- _Task to complete_: Your task is to restate every entry below word for word and omit the images.

══════════

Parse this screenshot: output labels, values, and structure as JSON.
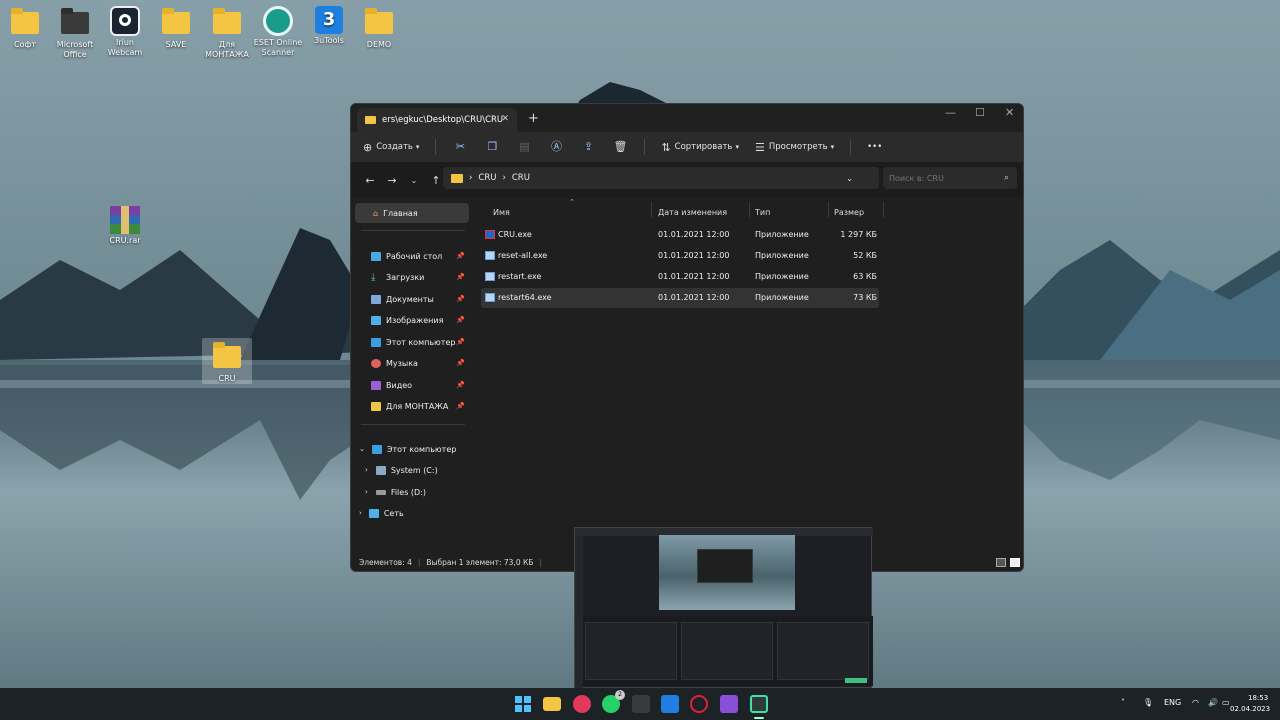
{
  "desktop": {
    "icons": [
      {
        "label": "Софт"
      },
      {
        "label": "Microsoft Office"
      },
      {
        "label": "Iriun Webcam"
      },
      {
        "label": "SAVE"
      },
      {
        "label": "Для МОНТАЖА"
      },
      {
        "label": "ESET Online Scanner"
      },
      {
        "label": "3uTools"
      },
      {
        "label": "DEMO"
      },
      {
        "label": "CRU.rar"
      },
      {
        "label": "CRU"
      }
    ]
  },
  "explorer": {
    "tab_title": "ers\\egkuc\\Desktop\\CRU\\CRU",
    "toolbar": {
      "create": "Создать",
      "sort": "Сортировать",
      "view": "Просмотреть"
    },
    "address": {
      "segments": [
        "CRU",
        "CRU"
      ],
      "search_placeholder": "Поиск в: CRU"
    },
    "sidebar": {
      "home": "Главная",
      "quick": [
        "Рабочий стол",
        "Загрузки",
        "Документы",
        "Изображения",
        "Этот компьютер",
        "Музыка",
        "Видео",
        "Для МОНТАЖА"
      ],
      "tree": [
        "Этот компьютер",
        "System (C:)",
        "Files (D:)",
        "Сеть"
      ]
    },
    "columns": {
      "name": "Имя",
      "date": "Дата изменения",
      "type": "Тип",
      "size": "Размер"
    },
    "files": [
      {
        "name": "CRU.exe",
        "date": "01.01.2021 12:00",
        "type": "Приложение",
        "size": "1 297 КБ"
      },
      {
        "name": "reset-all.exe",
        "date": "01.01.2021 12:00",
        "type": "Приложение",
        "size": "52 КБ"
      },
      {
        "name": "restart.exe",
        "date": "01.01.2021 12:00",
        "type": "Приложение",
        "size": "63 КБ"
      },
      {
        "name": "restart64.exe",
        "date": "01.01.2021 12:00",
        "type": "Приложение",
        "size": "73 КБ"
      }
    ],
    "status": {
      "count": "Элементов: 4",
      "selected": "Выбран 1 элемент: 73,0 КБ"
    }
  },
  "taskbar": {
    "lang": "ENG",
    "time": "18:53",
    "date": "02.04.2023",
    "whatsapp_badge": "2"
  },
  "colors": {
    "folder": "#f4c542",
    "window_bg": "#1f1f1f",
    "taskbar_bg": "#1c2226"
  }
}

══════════

- _Answer box_:
Parse this screenshot: output labels, values, and structure as JSON.
{
  "desktop": {
    "icons": [
      {
        "label": "Софт"
      },
      {
        "label": "Microsoft Office"
      },
      {
        "label": "Iriun Webcam"
      },
      {
        "label": "SAVE"
      },
      {
        "label": "Для МОНТАЖА"
      },
      {
        "label": "ESET Online Scanner"
      },
      {
        "label": "3uTools"
      },
      {
        "label": "DEMO"
      },
      {
        "label": "CRU.rar"
      },
      {
        "label": "CRU"
      }
    ]
  },
  "explorer": {
    "tab_title": "ers\\egkuc\\Desktop\\CRU\\CRU",
    "toolbar": {
      "create": "Создать",
      "sort": "Сортировать",
      "view": "Просмотреть"
    },
    "address": {
      "segments": [
        "CRU",
        "CRU"
      ],
      "search_placeholder": "Поиск в: CRU"
    },
    "sidebar": {
      "home": "Главная",
      "quick": [
        "Рабочий стол",
        "Загрузки",
        "Документы",
        "Изображения",
        "Этот компьютер",
        "Музыка",
        "Видео",
        "Для МОНТАЖА"
      ],
      "tree": [
        "Этот компьютер",
        "System (C:)",
        "Files (D:)",
        "Сеть"
      ]
    },
    "columns": {
      "name": "Имя",
      "date": "Дата изменения",
      "type": "Тип",
      "size": "Размер"
    },
    "files": [
      {
        "name": "CRU.exe",
        "date": "01.01.2021 12:00",
        "type": "Приложение",
        "size": "1 297 КБ"
      },
      {
        "name": "reset-all.exe",
        "date": "01.01.2021 12:00",
        "type": "Приложение",
        "size": "52 КБ"
      },
      {
        "name": "restart.exe",
        "date": "01.01.2021 12:00",
        "type": "Приложение",
        "size": "63 КБ"
      },
      {
        "name": "restart64.exe",
        "date": "01.01.2021 12:00",
        "type": "Приложение",
        "size": "73 КБ"
      }
    ],
    "status": {
      "count": "Элементов: 4",
      "selected": "Выбран 1 элемент: 73,0 КБ"
    }
  },
  "taskbar": {
    "lang": "ENG",
    "time": "18:53",
    "date": "02.04.2023",
    "whatsapp_badge": "2"
  },
  "colors": {
    "folder": "#f4c542",
    "window_bg": "#1f1f1f",
    "taskbar_bg": "#1c2226"
  }
}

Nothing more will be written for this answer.